As a therapist, I have a range of materials that clients can draw on in their therapy to help them make sense of their experiences and drawing or painting are used by many clients.
When clients first come to visit, they are offered the opportunity to complete a ‘projective drawing’. This is a drawing that shows a person, a tree and a house and it is used as a way of seeing how the client views their inner world, their relationships with others and their place in the world. I always offer some time to talk about the drawing with the client after they have completed it and I learn so much about how they see themselves through the drawing and our conversation.
Using drawings to understand people is not new, it dates back to the 1920s and has more recently been developed and it is these works that inform our understanding as therapists.
In sessions, clients always have the opportunity to use art materials if they choose. Carl Jung’s work on the importance of images and symbols is key to how we interpret art (and sand trays) as therapists. Jung (and Freud) considered drawings to contain key images and symbols from the unconscious brain and it is generally considered that pictures from the unconscious cannot be as easily masked or hidden as verbal communications.
Gregg Furth says that ‘to know ourselves we need to bring into consciousness what is submerged in our unconscious’ and clients can learn a lot by looking closely at their art and being guided by a therapist’s knowledge and experience. As with sand trays, a therapist should never directly interpret a client’s art: their own private symbolic language may be completely different to the accepted interpretations of symbols.
When looking with a client at their art, my intention is always to learn from the client’s perspective. I might ‘wonder’ or ‘notice’ or be ‘curious’ about something, but it is always the client’s interpretation that is important. It is also important to note that although I will notice a huge amount in a client’s artwork, not everything I notice needs to be said: the journey to understanding is the client’s and well-chosen words are the most powerful.
As a therapist, every aspect of a drawing or painting is interesting. This includes the choice of materials, if a rubber is used, colours, shapes, directions of movement, placement of objects, size of objects, repeated objects, missing items, the order in which the artwork is completed and much more. Obviously not every element appears in every piece of art and the finished piece must be considered as a whole as well as its individual elements.
Sometimes clients don’t want to talk about their artwork or respond to the therapist’s thought and that’s OK. In therapy, whether the client is working in clay, sand, paint, pencil, with miniatures or anything else, the work will speak to a therapist in a far deeper way than the client sometimes chooses to, and that’s the joy of a therapy that isn’t talking-based. Words can help clarify what a client is thinking, but their work will speak too.

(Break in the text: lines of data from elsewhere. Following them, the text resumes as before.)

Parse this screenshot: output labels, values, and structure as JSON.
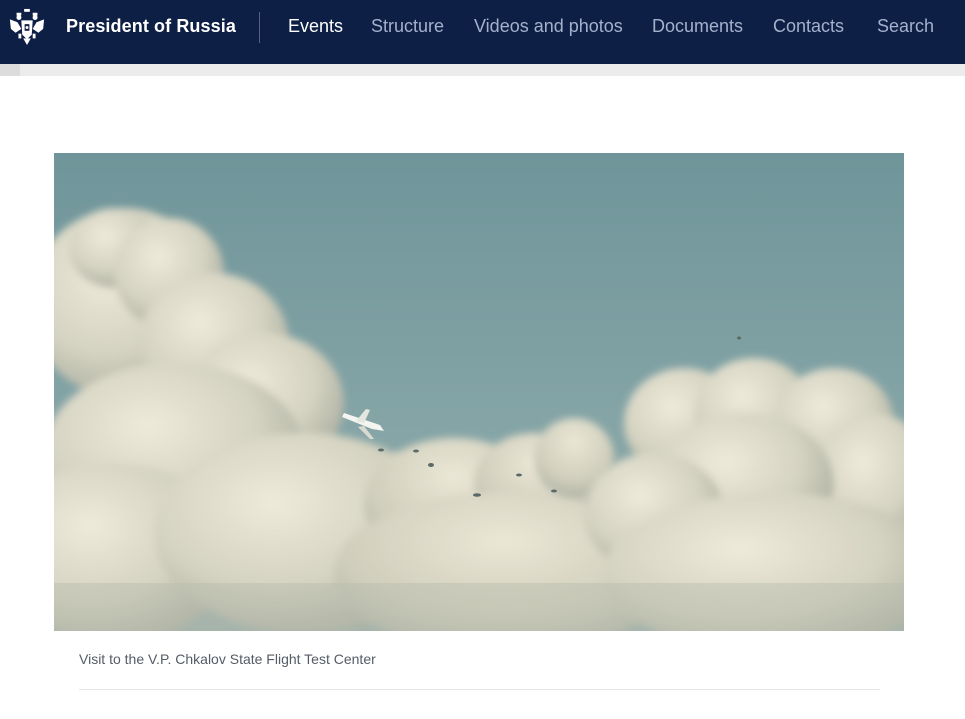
{
  "header": {
    "site_title": "President of Russia",
    "emblem_icon": "double-headed-eagle-icon",
    "nav": [
      {
        "label": "Events",
        "active": true
      },
      {
        "label": "Structure",
        "active": false
      },
      {
        "label": "Videos and photos",
        "active": false
      },
      {
        "label": "Documents",
        "active": false
      },
      {
        "label": "Contacts",
        "active": false
      },
      {
        "label": "Search",
        "active": false
      }
    ]
  },
  "colors": {
    "header_bg": "#0e1f45",
    "nav_inactive": "#a3b1cd",
    "nav_active": "#ffffff",
    "sky": "#7d9ea2",
    "caption_text": "#555c66"
  },
  "media": {
    "caption": "Visit to the V.P. Chkalov State Flight Test Center"
  }
}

Working though art is a very comfortable and safe way of communicating for children and young people and they often find that sharing their world and their experiences through their artwork is easier than talking. Particularly, when dealing with extremely negative experiences such as trauma or abuse, art allows a client to ‘speak the unspeakable’ – they can share the experience without having to put it into words and can work through metaphor which adds another layer of safety for them when reviewing the situation.

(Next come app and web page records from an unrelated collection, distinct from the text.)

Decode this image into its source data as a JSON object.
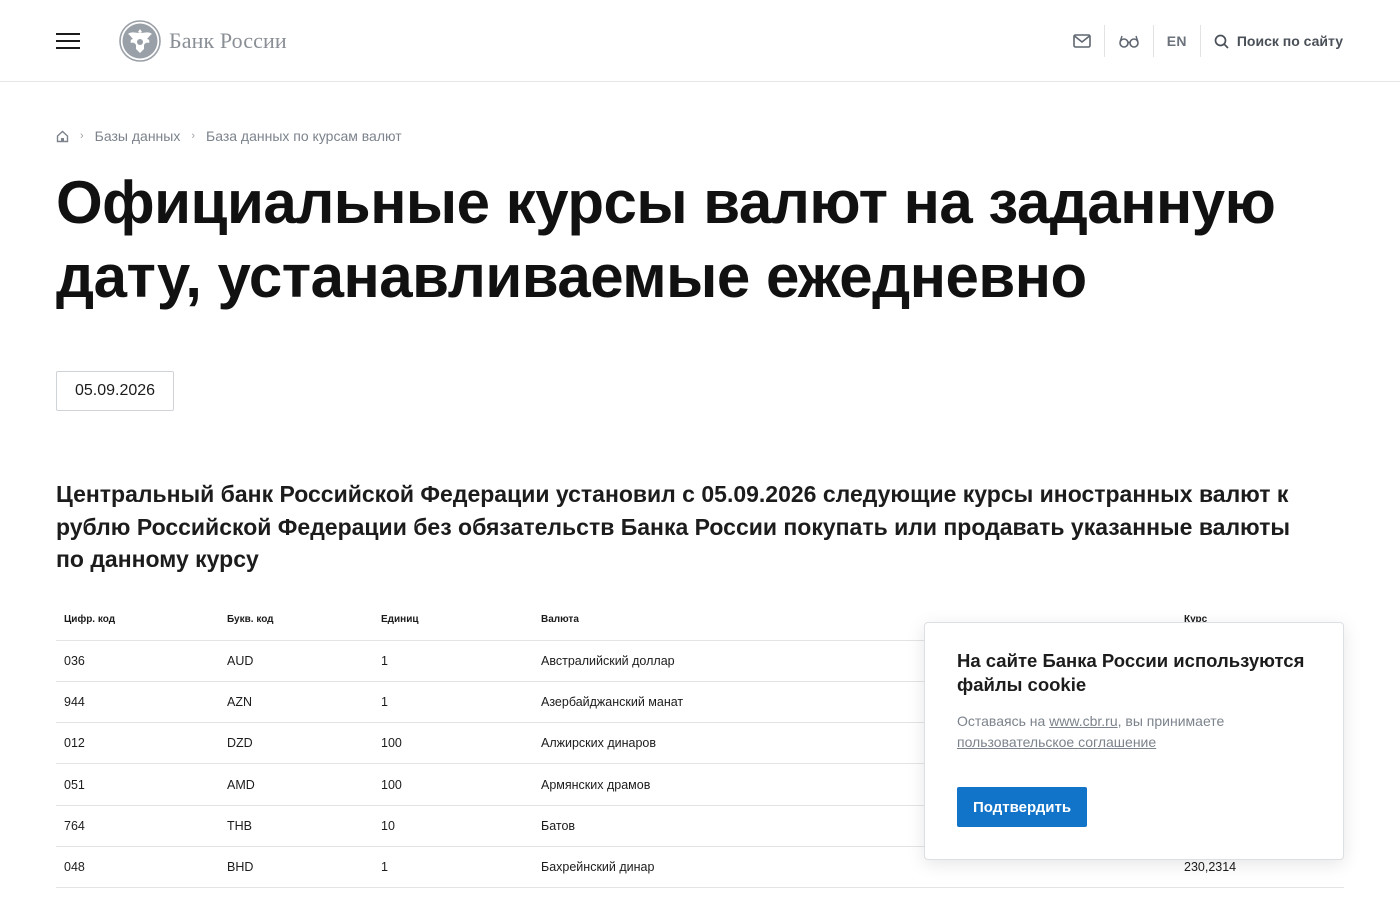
{
  "header": {
    "logo_text": "Банк России",
    "lang": "EN",
    "search_label": "Поиск по сайту"
  },
  "breadcrumb": {
    "items": [
      "Базы данных",
      "База данных по курсам валют"
    ]
  },
  "page": {
    "title": "Официальные курсы валют на заданную дату, устанавливаемые ежедневно",
    "date_value": "05.09.2026",
    "description": "Центральный банк Российской Федерации установил с 05.09.2026 следующие курсы иностранных валют к рублю Российской Федерации без обязательств Банка России покупать или продавать указанные валюты по данному курсу"
  },
  "table": {
    "headers": [
      "Цифр. код",
      "Букв. код",
      "Единиц",
      "Валюта",
      "Курс"
    ],
    "rows": [
      [
        "036",
        "AUD",
        "1",
        "Австралийский доллар",
        ""
      ],
      [
        "944",
        "AZN",
        "1",
        "Азербайджанский манат",
        ""
      ],
      [
        "012",
        "DZD",
        "100",
        "Алжирских динаров",
        ""
      ],
      [
        "051",
        "AMD",
        "100",
        "Армянских драмов",
        ""
      ],
      [
        "764",
        "THB",
        "10",
        "Батов",
        ""
      ],
      [
        "048",
        "BHD",
        "1",
        "Бахрейнский динар",
        "230,2314"
      ]
    ]
  },
  "cookie": {
    "title": "На сайте Банка России используются файлы cookie",
    "text_before": "Оставаясь на ",
    "site_link": "www.cbr.ru",
    "text_after": ", вы принимаете ",
    "agreement_link": "пользовательское соглашение",
    "confirm_label": "Подтвердить"
  },
  "colors": {
    "accent": "#1174c9",
    "text": "#1c1c1c",
    "muted": "#7c838c"
  },
  "icons": [
    "menu-icon",
    "bank-emblem-icon",
    "mail-icon",
    "glasses-icon",
    "search-icon",
    "home-icon",
    "chevron-right-icon"
  ]
}
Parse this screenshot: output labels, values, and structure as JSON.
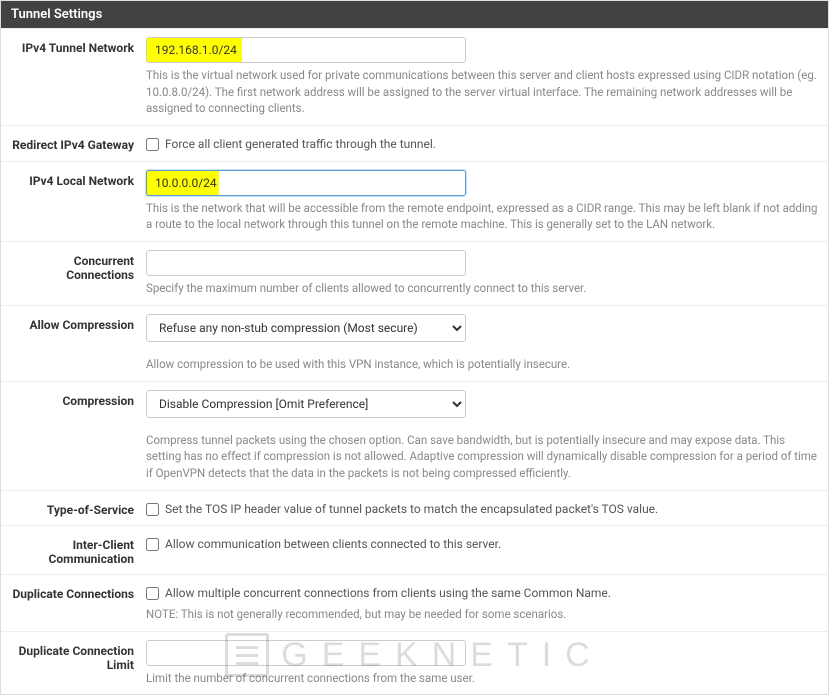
{
  "panel": {
    "title": "Tunnel Settings"
  },
  "ipv4_tunnel": {
    "label": "IPv4 Tunnel Network",
    "value": "192.168.1.0/24",
    "help": "This is the virtual network used for private communications between this server and client hosts expressed using CIDR notation (eg. 10.0.8.0/24). The first network address will be assigned to the server virtual interface. The remaining network addresses will be assigned to connecting clients."
  },
  "redirect_gateway": {
    "label": "Redirect IPv4 Gateway",
    "checkbox_label": "Force all client generated traffic through the tunnel."
  },
  "ipv4_local": {
    "label": "IPv4 Local Network",
    "value": "10.0.0.0/24",
    "help": "This is the network that will be accessible from the remote endpoint, expressed as a CIDR range. This may be left blank if not adding a route to the local network through this tunnel on the remote machine. This is generally set to the LAN network."
  },
  "concurrent": {
    "label": "Concurrent Connections",
    "value": "",
    "help": "Specify the maximum number of clients allowed to concurrently connect to this server."
  },
  "allow_compression": {
    "label": "Allow Compression",
    "selected": "Refuse any non-stub compression (Most secure)",
    "help": "Allow compression to be used with this VPN instance, which is potentially insecure."
  },
  "compression": {
    "label": "Compression",
    "selected": "Disable Compression [Omit Preference]",
    "help": "Compress tunnel packets using the chosen option. Can save bandwidth, but is potentially insecure and may expose data. This setting has no effect if compression is not allowed. Adaptive compression will dynamically disable compression for a period of time if OpenVPN detects that the data in the packets is not being compressed efficiently."
  },
  "tos": {
    "label": "Type-of-Service",
    "checkbox_label": "Set the TOS IP header value of tunnel packets to match the encapsulated packet's TOS value."
  },
  "inter_client": {
    "label": "Inter-Client Communication",
    "checkbox_label": "Allow communication between clients connected to this server."
  },
  "duplicate": {
    "label": "Duplicate Connections",
    "checkbox_label": "Allow multiple concurrent connections from clients using the same Common Name.",
    "note": "NOTE: This is not generally recommended, but may be needed for some scenarios."
  },
  "duplicate_limit": {
    "label": "Duplicate Connection Limit",
    "value": "",
    "help": "Limit the number of concurrent connections from the same user."
  },
  "watermark": "GEEKNETIC"
}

Ultimately, art gives clients another language in which to share their experiences and allows them and the therapist to communicate through images, with their shared understanding deepening the effectiveness of the therapy.